Since my girlfriend and her telephone are never very far apart, I decided to paint a telephone keypad for her, with every number and symbol representing something personal about her.  To make it physically look like a keypad, I painted twelve 8” X 8” canvasses, each an inch and a half deep, to look like buttons.  The result, in its own way, is a portrait of her (I told you I think of all my paintings as portraits).  I’ll explain:

Number 1 is painted on a house.  She’s a very successful realtor and has been the number 1 producer in her agency for most of her career.

Number 2 is a conversation bubble.  She’s a talker.

Number 3 is a nod to our girl golf trips to Aruba and her enjoyment of the craps table.
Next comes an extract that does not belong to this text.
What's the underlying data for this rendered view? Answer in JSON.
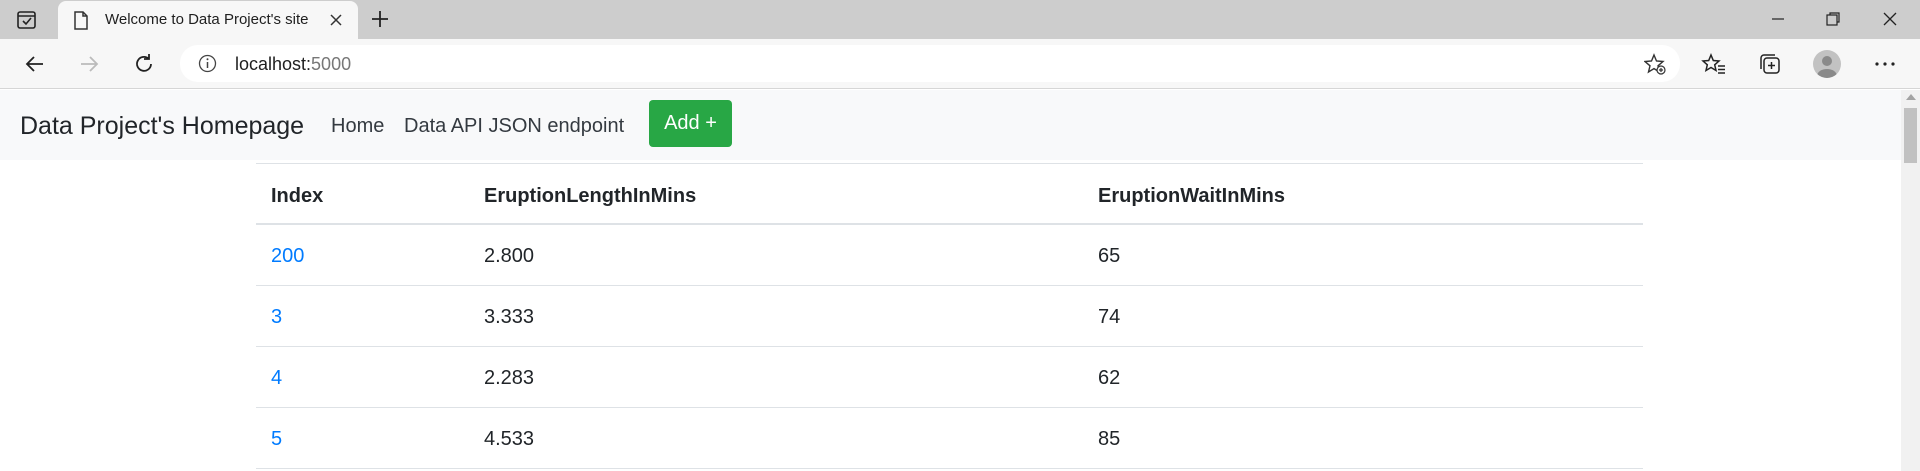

Number 4 celebrates the game we love to play together.

Number 5 is all about makeup.  Did I say she’s a looker?

Number 6 is a conversation hearts candy.  See number 2.  Her favorite food is candy.

Number 7 is a ticket stub.  She loves plays, musicals, and concerts and is the social director for a group of friends who rely on her to get them tickets too.

Number 8 is a triangle.  Remember the ones you got to play in kindergarten?  She has one.  It makes her happy to play it sometimes.

Number 9 is a mah jongg tile: 9 dot.  Girlfriends like to play games.  See number 3 and 4.

The * key is a magic wand.  She has one and uses it when she thinks she needs it.  See number 8.

The # key is a scale (get it?).  She organized a group that worked with a nutritionist to lose weight and eat healthier.  See number 6.

Operator is a CD.  She’s a big fan of music (see number 7 and 8) and often gifts friends with CD’s she’s burned of her favorite singers.  If you play the notes on the music staff below the CD, you will hear Op-er-a-tor (Jim Croce).

Telephone Keypad

Telephone Keypad